Field studies include determination and delineation of waters of the U.S., identification of threatened and endangered species habitat and other sensitive natural communities, and cultural resource surveys.
Section 404 of the Clean Water Act regulates the placement of fill within waters of the U.S., including wetlands. Construction activities often have the potential to impact these areas.
HBK's environmental team is highly skilled in field determinations and delineations for all waters of the U.S., as required for USACE Section 404 and Section 10 permitting.
Our field biologists and ecologists collect digital data utilizing GPS-enabled field tablets and our geographic information system (GIS). This allows for real-time results from the field to the office, increases accuracy and efficiency and reduces overall costs. Through our GIS viewer, the project team is able to see real-time survey progress and analyze the data to avoid and minimize environmental impacts, which optimizes the project schedule and provides cost savings.

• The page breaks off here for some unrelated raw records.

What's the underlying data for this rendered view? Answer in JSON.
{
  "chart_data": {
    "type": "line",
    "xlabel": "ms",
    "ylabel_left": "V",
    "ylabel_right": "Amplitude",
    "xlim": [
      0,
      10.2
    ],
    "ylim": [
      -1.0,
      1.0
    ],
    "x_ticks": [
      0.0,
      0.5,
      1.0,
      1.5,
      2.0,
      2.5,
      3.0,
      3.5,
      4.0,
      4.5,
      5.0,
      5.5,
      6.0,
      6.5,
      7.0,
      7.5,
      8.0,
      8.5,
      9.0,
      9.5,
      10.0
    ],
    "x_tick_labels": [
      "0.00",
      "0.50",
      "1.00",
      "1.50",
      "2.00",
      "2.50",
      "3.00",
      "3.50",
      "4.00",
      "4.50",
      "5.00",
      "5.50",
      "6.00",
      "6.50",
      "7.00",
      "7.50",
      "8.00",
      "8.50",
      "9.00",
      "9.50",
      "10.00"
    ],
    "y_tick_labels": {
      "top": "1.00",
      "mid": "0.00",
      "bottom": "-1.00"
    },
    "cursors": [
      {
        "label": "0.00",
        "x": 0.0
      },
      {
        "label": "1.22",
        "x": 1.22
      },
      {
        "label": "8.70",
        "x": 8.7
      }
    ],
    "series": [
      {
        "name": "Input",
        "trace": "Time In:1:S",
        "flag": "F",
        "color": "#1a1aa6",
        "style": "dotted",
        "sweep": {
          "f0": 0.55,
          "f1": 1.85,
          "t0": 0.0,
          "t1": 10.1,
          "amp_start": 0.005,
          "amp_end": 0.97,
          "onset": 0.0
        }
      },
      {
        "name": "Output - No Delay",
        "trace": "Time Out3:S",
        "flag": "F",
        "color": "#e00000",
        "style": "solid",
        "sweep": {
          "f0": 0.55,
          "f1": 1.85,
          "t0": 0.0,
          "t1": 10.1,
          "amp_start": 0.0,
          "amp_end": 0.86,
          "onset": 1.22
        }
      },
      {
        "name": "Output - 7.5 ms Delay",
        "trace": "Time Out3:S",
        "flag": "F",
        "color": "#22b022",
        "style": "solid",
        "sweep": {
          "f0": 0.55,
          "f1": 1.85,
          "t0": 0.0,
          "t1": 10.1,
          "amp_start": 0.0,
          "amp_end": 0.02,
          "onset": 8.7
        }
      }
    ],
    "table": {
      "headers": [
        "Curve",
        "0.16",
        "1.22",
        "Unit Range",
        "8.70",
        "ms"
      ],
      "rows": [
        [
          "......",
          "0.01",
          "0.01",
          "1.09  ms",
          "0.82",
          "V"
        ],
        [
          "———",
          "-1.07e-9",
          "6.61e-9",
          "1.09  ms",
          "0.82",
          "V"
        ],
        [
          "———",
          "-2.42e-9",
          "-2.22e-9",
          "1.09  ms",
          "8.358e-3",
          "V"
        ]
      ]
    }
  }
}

Threatened & Endangered Species
The Endangered Species Act (ESA) of 1973 provides for the protection of plant and animal species registered by the U.S. Fish and Wildlife Service (USFWS). The ESA aims to provide a regulatory framework to conserve and protect the species and their habitats. States may also have a threatened and endangered species list that requires consultation.
HBK's environmental team provides a strategy to navigate the regulatory process through:
- Our relationships with agencies
- Consultation and coordination with the USFWS and state wildlife agencies
- Threatened/endangered species surveys
- Habitat assessment and evaluation
- Biological monitoring
In addition, we work with the project team to ensure compliance and manage the project schedule.
When projects are subject to the National Historic Preservation Act of 1966, HBK's environmental team immediately employs a plan for consultation with the State Historic Preservation Office for potential impact to historic properties and cultural resources.
Our team provides file reviews of existing sites and archaeological surveys of the proposed project area. The results are used to closely coordinate with right-of-way, engineering and construction to avoid and minimize potential impacts to resources.
Our extensive experience of coordination with state, local and tribal authorities help to ensure minimal delays in the cultural review process and result in a more efficient permitting process.